Required work: Among the entries below, find the lines that contain the string "JSON". State only how many there are.
┌─ Data records
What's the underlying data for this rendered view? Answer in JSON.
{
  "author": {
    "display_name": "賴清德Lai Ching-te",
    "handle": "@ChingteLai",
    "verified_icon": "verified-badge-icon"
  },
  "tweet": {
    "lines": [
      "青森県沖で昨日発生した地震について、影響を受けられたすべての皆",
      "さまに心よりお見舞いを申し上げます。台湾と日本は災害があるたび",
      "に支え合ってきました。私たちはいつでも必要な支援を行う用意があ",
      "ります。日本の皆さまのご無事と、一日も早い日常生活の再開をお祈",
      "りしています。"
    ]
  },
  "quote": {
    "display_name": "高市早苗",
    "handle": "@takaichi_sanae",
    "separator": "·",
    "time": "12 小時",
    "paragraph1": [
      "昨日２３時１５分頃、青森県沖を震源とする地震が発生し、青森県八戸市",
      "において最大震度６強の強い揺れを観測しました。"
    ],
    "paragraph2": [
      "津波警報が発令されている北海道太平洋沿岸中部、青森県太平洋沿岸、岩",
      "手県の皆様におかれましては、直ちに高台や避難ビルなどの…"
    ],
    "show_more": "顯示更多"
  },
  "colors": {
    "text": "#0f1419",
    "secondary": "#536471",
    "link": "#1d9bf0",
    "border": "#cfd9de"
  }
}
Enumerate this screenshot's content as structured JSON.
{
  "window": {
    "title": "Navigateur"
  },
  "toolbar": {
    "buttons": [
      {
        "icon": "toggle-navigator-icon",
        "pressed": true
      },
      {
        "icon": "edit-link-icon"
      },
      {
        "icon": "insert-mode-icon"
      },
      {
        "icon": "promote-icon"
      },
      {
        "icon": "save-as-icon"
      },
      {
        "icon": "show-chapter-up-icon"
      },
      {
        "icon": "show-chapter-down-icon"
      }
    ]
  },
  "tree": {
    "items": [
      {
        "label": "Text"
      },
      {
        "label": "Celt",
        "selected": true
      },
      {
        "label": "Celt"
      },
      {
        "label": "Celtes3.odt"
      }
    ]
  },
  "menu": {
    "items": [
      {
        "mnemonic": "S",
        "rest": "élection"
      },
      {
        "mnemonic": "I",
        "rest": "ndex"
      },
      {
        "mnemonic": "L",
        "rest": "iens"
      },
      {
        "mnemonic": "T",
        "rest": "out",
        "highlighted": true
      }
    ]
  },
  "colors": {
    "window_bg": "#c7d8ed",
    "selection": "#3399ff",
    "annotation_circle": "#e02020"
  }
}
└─
Final answer: 2